In Matthew Chapter 8, Jesus has just finished giving what we have dubbed, “The Sermon on the Mount.” As he walks off the hill near Capernaum, he meets a leper and rips the dreaded disease of leprosy right out of him. Entering Capernaum, he restores the spinal cord of a paralyzed man who lies dying. Entering Peter’s home, he finds dinner is not on the table because Peter’s mother has a fever of 105 and climbing. Jesus takes her by the hand and apparently has the fever pass into him (see verse 17). His long day still not over, he burns the midnight oil battering on the Gates of Hell, hurling demons out of those they tormented. Through it all, the disciples waddled wide-eyed behind him like ducklings.
It may have been the very next day Jesus rolls out his new word, oligopistos, to describe His disciples. He told them to follow him into the boat because they were going to cross to the south side of Galilee. They waddled aboard behind him. In the middle of the lake, a whopping storm struck. Waking up a napping Jesus, they squawked, ‘Lord, save us, we are perishing!” You’d think with at least four career fishermen in the boat, somebody would have learned to swim. That’s when Jesus hit them with his coined word. “How is it that you are little-faiths?”
In Matthew 14, Jesus broke out his word out again, this time on Peter. The setting was another storm on Galilee. Again, it came after Jesus’ powerful teaching on faith and immediately after Jesus had turned five loaves and two smoked fish from a kid’s lunchbox into a feast for 5,000 men plus their families. This time the storm hits when the disciples are crossing alone in the dead of night. Jesus, seeing their situation, walks out to them on the water. Peter recognizing it is Jesus, steps out of the boat at Jesus’ prompting, and walks on webbed feet to his Master. At least for a few steps. Matthew notes, ‘But when he saw the wind and the waves he was afraid and began to sink.” Peter chokes out the shortest prayer in the Bible, “Lord, save me!” – a good one for every one of us to learn. Jesus grabs his hand, lifts him up eye-to-eye, and speaks that word: “Little-faith, why did you doubt?”
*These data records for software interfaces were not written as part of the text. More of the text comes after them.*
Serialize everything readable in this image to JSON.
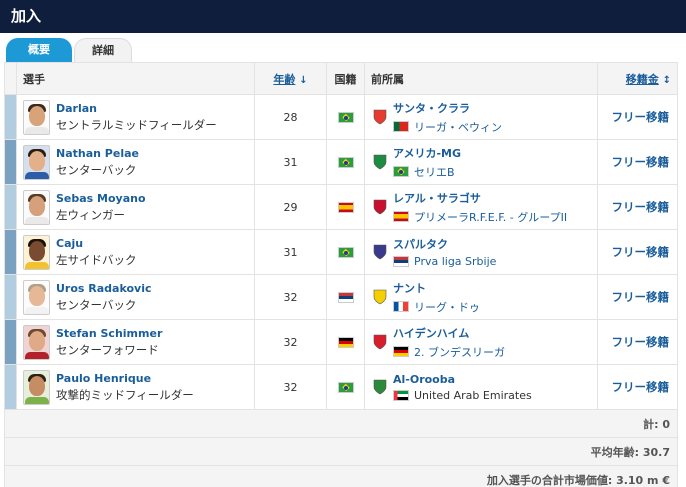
{
  "header": {
    "title": "加入"
  },
  "tabs": [
    {
      "label": "概要",
      "active": true
    },
    {
      "label": "詳細",
      "active": false
    }
  ],
  "columns": {
    "player": "選手",
    "age": "年齢",
    "nationality": "国籍",
    "former_club": "前所属",
    "fee": "移籍金"
  },
  "rows": [
    {
      "name": "Darlan",
      "position": "セントラルミッドフィールダー",
      "age": "28",
      "nation_flag": "br",
      "club": "サンタ・クララ",
      "league": "リーガ・ベウィン",
      "league_flag": "pt",
      "fee": "フリー移籍",
      "crest_color": "#e63b2e",
      "bar": "light"
    },
    {
      "name": "Nathan Pelae",
      "position": "センターバック",
      "age": "31",
      "nation_flag": "br",
      "club": "アメリカ-MG",
      "league": "セリエB",
      "league_flag": "br",
      "fee": "フリー移籍",
      "crest_color": "#1e8b43",
      "bar": "dark"
    },
    {
      "name": "Sebas Moyano",
      "position": "左ウィンガー",
      "age": "29",
      "nation_flag": "es",
      "club": "レアル・サラゴサ",
      "league": "プリメーラR.F.E.F. - グループII",
      "league_flag": "es",
      "fee": "フリー移籍",
      "crest_color": "#c8102e",
      "bar": "light"
    },
    {
      "name": "Caju",
      "position": "左サイドバック",
      "age": "31",
      "nation_flag": "br",
      "club": "スパルタク",
      "league": "Prva liga Srbije",
      "league_flag": "rs",
      "fee": "フリー移籍",
      "crest_color": "#3a3a8c",
      "bar": "dark"
    },
    {
      "name": "Uros Radakovic",
      "position": "センターバック",
      "age": "32",
      "nation_flag": "rs",
      "club": "ナント",
      "league": "リーグ・ドゥ",
      "league_flag": "fr",
      "fee": "フリー移籍",
      "crest_color": "#f5d000",
      "bar": "light"
    },
    {
      "name": "Stefan Schimmer",
      "position": "センターフォワード",
      "age": "32",
      "nation_flag": "de",
      "club": "ハイデンハイム",
      "league": "2. ブンデスリーガ",
      "league_flag": "de",
      "fee": "フリー移籍",
      "crest_color": "#d81e2c",
      "bar": "dark"
    },
    {
      "name": "Paulo Henrique",
      "position": "攻撃的ミッドフィールダー",
      "age": "32",
      "nation_flag": "br",
      "club": "Al-Orooba",
      "league": "United Arab Emirates",
      "league_flag": "ae",
      "fee": "フリー移籍",
      "crest_color": "#2a8a3a",
      "bar": "light"
    }
  ],
  "summary": {
    "total": "計: 0",
    "average_age": "平均年齢: 30.7",
    "market_value": "加入選手の合計市場価値: 3.10 m €"
  }
}
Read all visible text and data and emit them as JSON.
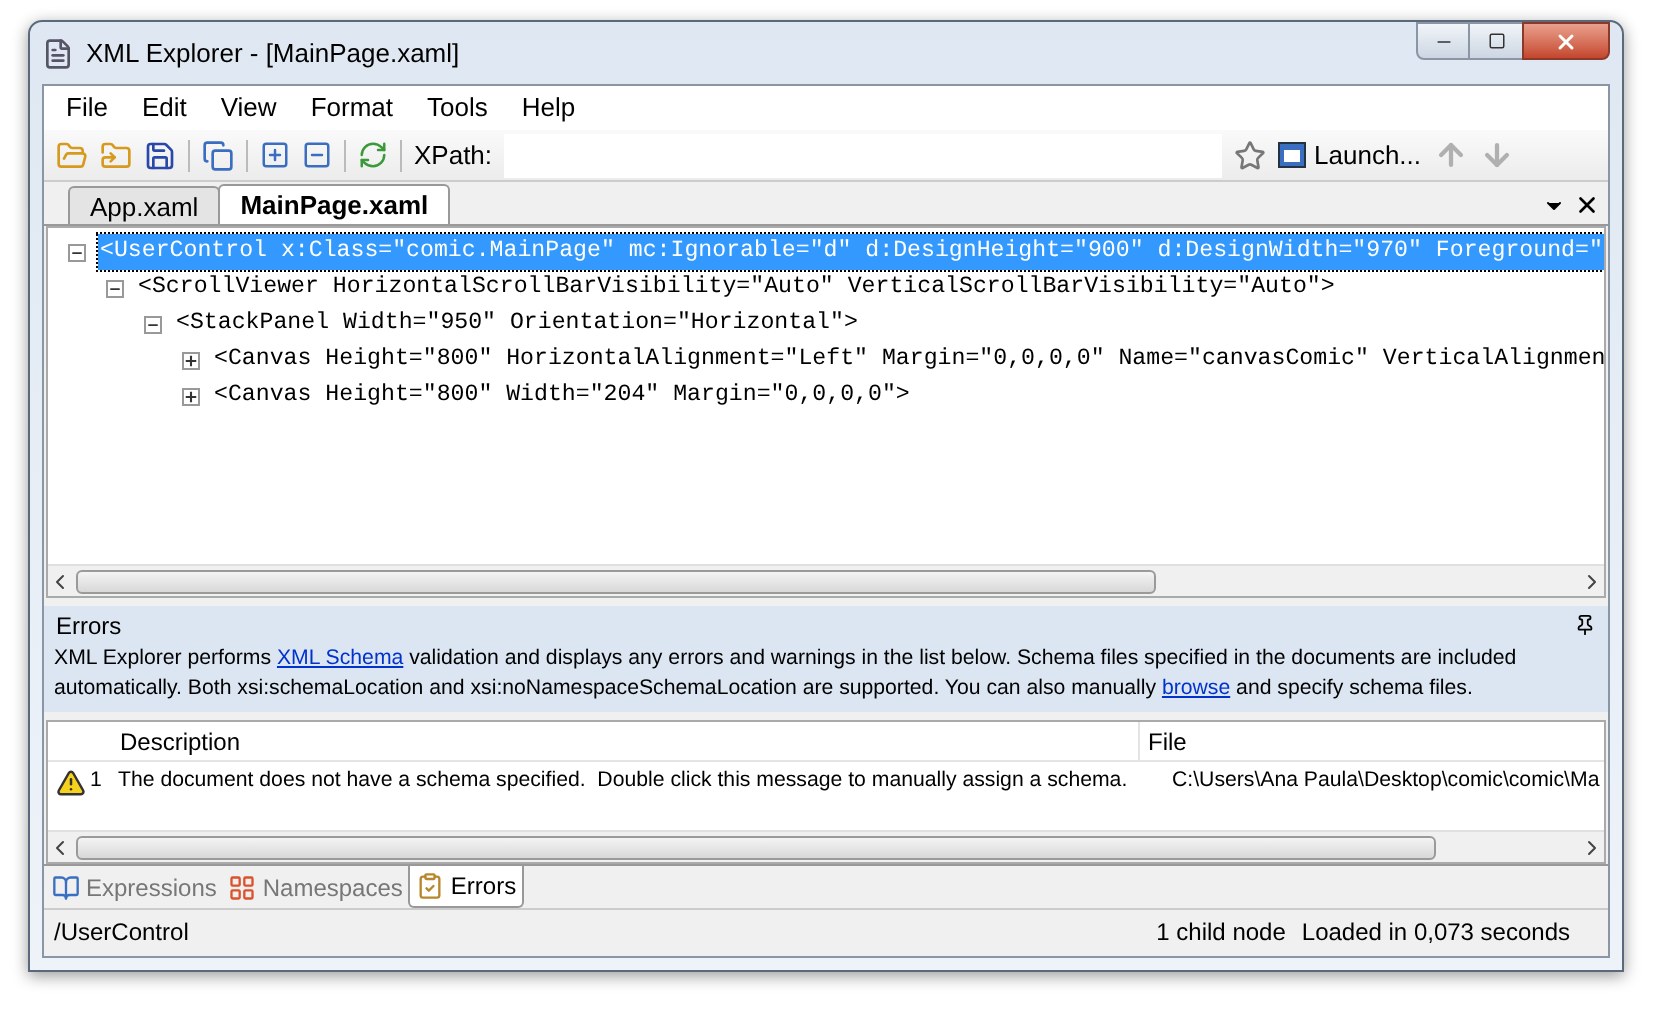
{
  "window": {
    "title": "XML Explorer - [MainPage.xaml]"
  },
  "menu": [
    "File",
    "Edit",
    "View",
    "Format",
    "Tools",
    "Help"
  ],
  "toolbar": {
    "xpath_label": "XPath:",
    "launch_label": "Launch..."
  },
  "doc_tabs": [
    {
      "label": "App.xaml",
      "selected": false
    },
    {
      "label": "MainPage.xaml",
      "selected": true
    }
  ],
  "tree": [
    {
      "text": "<UserControl x:Class=\"comic.MainPage\" mc:Ignorable=\"d\" d:DesignHeight=\"900\" d:DesignWidth=\"970\" Foreground=\"",
      "expanded": true,
      "selected": true,
      "children": [
        {
          "text": "<ScrollViewer HorizontalScrollBarVisibility=\"Auto\" VerticalScrollBarVisibility=\"Auto\">",
          "expanded": true,
          "selected": false,
          "children": [
            {
              "text": "<StackPanel Width=\"950\" Orientation=\"Horizontal\">",
              "expanded": true,
              "selected": false,
              "children": [
                {
                  "text": "<Canvas Height=\"800\" HorizontalAlignment=\"Left\" Margin=\"0,0,0,0\" Name=\"canvasComic\" VerticalAlignmen",
                  "expanded": false,
                  "selected": false
                },
                {
                  "text": "<Canvas Height=\"800\" Width=\"204\" Margin=\"0,0,0,0\">",
                  "expanded": false,
                  "selected": false
                }
              ]
            }
          ]
        }
      ]
    }
  ],
  "errors_panel": {
    "title": "Errors",
    "info_parts": [
      {
        "kind": "text",
        "text": "XML Explorer performs "
      },
      {
        "kind": "link",
        "text": "XML Schema"
      },
      {
        "kind": "text",
        "text": " validation and displays any errors and warnings in the list below. Schema files specified in the documents are included automatically. Both xsi:schemaLocation and xsi:noNamespaceSchemaLocation are supported. You can also manually "
      },
      {
        "kind": "link",
        "text": "browse"
      },
      {
        "kind": "text",
        "text": " and specify schema files."
      }
    ],
    "columns": [
      "Description",
      "File"
    ],
    "rows": [
      {
        "number": "1",
        "description": "The document does not have a schema specified.  Double click this message to manually assign a schema.",
        "file": "C:\\Users\\Ana Paula\\Desktop\\comic\\comic\\Ma"
      }
    ]
  },
  "bottom_tabs": [
    {
      "label": "Expressions",
      "kind": "expressions",
      "selected": false
    },
    {
      "label": "Namespaces",
      "kind": "namespaces",
      "selected": false
    },
    {
      "label": "Errors",
      "kind": "errors",
      "selected": true
    }
  ],
  "status_bar": {
    "path": "/UserControl",
    "child_count": "1 child node",
    "load_time": "Loaded in 0,073 seconds"
  }
}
You’d think they’d learn. But soon after – perhaps just a few days after – Jesus goes on a healing frenzy and repeats his dinner-for-the-masses miracle with 4,000 men and their families. What do the disciples do? They fret about groceries. Jesus pulls out his word again, saying, “little faiths, why are you discussing among yourselves, saying, ‘We don’t have any bread?’”
Jesus’ remaining use of his little-faith label is in Matthew 6 and while stated in the presence of his 12 disciples, it is clearly is a word aimed at all those who would follow him today. Jesus vividly describes our problem of investing enormous energy each day fretting on how on earth we will scavenge up the basics of life. He said there is only one diagnosis for someone with these symptoms of chronic worry and striving — “You are little-faiths.” (vs. 30).
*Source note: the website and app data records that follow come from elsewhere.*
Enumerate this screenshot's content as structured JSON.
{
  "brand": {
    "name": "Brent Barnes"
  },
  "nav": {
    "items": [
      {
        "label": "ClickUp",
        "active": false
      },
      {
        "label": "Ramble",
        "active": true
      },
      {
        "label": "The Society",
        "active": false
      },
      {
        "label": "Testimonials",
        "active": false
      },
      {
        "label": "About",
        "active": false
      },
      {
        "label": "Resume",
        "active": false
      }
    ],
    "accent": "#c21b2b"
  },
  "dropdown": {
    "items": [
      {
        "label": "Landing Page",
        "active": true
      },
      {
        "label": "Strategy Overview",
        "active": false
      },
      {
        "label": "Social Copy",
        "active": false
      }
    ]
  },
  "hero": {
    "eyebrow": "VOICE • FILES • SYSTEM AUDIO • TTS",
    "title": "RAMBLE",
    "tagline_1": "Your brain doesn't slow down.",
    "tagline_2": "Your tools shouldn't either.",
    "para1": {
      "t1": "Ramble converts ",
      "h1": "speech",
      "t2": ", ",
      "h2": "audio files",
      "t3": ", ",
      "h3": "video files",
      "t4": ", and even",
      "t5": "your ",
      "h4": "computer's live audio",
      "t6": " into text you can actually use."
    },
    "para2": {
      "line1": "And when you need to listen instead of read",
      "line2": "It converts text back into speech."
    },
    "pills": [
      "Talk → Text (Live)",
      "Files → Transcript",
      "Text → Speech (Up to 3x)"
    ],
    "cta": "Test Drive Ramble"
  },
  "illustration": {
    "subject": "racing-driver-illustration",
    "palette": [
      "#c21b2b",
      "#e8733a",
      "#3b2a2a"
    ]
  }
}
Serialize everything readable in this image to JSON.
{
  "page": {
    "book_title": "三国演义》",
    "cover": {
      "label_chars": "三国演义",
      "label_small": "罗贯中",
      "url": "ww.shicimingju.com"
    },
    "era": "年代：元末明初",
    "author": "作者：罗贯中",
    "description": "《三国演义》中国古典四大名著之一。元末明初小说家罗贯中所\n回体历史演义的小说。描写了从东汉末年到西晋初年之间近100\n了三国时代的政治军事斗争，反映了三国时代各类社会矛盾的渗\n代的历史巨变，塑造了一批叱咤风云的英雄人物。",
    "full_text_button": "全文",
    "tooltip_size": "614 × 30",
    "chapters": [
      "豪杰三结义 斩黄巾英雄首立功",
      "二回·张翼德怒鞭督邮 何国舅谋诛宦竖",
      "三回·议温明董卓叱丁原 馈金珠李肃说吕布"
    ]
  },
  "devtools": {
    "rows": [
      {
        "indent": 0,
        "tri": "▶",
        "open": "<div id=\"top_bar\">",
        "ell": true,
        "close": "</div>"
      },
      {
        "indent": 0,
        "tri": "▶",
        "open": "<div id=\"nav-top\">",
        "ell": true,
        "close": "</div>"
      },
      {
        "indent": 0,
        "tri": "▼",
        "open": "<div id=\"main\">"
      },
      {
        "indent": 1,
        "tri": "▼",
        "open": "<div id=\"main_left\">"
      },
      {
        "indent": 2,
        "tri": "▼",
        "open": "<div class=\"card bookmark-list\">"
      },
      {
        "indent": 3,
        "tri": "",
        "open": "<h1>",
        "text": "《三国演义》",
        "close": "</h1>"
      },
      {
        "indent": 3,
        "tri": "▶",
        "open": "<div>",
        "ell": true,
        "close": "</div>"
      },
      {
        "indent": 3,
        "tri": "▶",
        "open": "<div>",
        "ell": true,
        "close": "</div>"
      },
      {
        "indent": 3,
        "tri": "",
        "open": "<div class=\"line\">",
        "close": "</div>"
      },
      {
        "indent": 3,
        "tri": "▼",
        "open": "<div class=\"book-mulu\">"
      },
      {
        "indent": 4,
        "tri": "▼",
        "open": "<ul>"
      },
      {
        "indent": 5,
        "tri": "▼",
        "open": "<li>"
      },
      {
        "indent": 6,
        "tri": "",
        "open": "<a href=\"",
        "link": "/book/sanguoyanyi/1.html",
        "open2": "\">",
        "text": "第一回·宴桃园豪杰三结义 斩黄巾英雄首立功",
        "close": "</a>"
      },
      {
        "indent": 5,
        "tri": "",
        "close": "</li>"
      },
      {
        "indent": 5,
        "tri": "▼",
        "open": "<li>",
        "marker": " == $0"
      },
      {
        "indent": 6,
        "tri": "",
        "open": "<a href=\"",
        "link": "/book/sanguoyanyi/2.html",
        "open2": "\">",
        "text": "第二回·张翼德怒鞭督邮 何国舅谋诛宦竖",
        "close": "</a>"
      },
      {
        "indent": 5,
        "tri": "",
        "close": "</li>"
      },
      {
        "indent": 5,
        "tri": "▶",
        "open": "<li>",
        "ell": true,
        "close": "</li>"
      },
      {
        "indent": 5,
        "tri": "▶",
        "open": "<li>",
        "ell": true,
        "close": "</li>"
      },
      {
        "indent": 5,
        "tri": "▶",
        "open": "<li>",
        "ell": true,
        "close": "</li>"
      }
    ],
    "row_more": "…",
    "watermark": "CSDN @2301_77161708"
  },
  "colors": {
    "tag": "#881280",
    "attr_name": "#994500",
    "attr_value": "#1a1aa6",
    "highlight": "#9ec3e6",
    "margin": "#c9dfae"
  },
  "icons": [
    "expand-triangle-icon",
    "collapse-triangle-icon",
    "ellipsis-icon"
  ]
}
How Big is your God?
When worry strikes, I encourage you to join me in finding a mirror and saying Jesus’ coined word eye-ball to eye-ball, “Little-faith.” We ignore who God is. We forget what He has done in the past. We rush by what He has promised to do in the future. We shove the God of the Universe into a tiny little bottle and slap in the cork.
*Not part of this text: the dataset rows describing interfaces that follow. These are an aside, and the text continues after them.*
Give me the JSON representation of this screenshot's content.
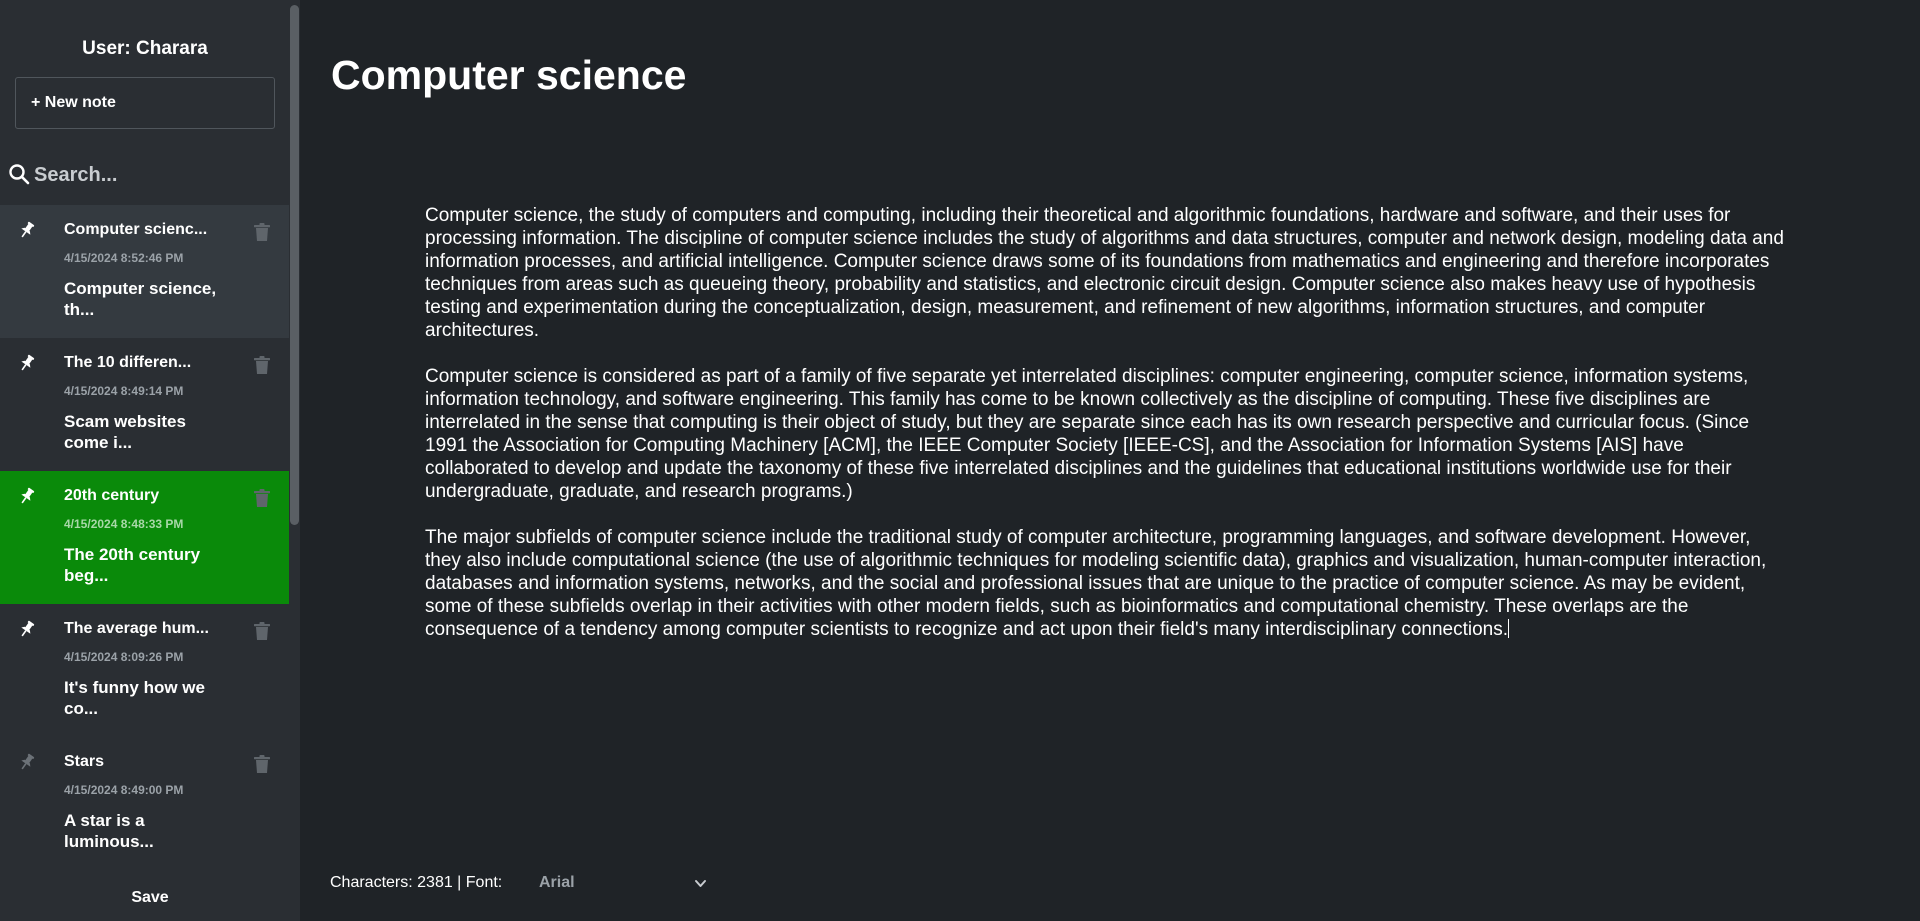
{
  "sidebar": {
    "user_label": "User: Charara",
    "new_note_label": "+ New note",
    "search_placeholder": "Search...",
    "notes": [
      {
        "title": "Computer scienc...",
        "date": "4/15/2024 8:52:46 PM",
        "preview": "Computer science, th...",
        "pinned": true,
        "state": "hover"
      },
      {
        "title": "The 10 differen...",
        "date": "4/15/2024 8:49:14 PM",
        "preview": "Scam websites come i...",
        "pinned": true,
        "state": "normal"
      },
      {
        "title": "20th century",
        "date": "4/15/2024 8:48:33 PM",
        "preview": "The 20th century beg...",
        "pinned": true,
        "state": "active"
      },
      {
        "title": "The average hum...",
        "date": "4/15/2024 8:09:26 PM",
        "preview": "It's funny how we co...",
        "pinned": true,
        "state": "normal"
      },
      {
        "title": "Stars",
        "date": "4/15/2024 8:49:00 PM",
        "preview": "A star is a luminous...",
        "pinned": false,
        "state": "normal"
      }
    ],
    "save_label": "Save",
    "icons": {
      "pin": "pin-icon",
      "trash": "trash-icon",
      "search": "search-icon"
    }
  },
  "document": {
    "title": "Computer science",
    "paragraphs": [
      "Computer science, the study of computers and computing, including their theoretical and algorithmic foundations, hardware and software, and their uses for processing information. The discipline of computer science includes the study of algorithms and data structures, computer and network design, modeling data and information processes, and artificial intelligence. Computer science draws some of its foundations from mathematics and engineering and therefore incorporates techniques from areas such as queueing theory, probability and statistics, and electronic circuit design. Computer science also makes heavy use of hypothesis testing and experimentation during the conceptualization, design, measurement, and refinement of new algorithms, information structures, and computer architectures.",
      "Computer science is considered as part of a family of five separate yet interrelated disciplines: computer engineering, computer science, information systems, information technology, and software engineering. This family has come to be known collectively as the discipline of computing. These five disciplines are interrelated in the sense that computing is their object of study, but they are separate since each has its own research perspective and curricular focus. (Since 1991 the Association for Computing Machinery [ACM], the IEEE Computer Society [IEEE-CS], and the Association for Information Systems [AIS] have collaborated to develop and update the taxonomy of these five interrelated disciplines and the guidelines that educational institutions worldwide use for their undergraduate, graduate, and research programs.)",
      "The major subfields of computer science include the traditional study of computer architecture, programming languages, and software development. However, they also include computational science (the use of algorithmic techniques for modeling scientific data), graphics and visualization, human-computer interaction, databases and information systems, networks, and the social and professional issues that are unique to the practice of computer science. As may be evident, some of these subfields overlap in their activities with other modern fields, such as bioinformatics and computational chemistry. These overlaps are the consequence of a tendency among computer scientists to recognize and act upon their field's many interdisciplinary connections."
    ]
  },
  "status": {
    "text": "Characters: 2381 | Font:",
    "font_value": "Arial"
  },
  "colors": {
    "background": "#1f2327",
    "sidebar": "#2a2e33",
    "active_note": "#0a8a0a",
    "hover_note": "#343a40"
  }
}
Little God, big worries. Big God, little worries. Little faith –it was about the only thing in His disciples that appeared to deeply wound Jesus and even get him ticked.
That hasn’t changed.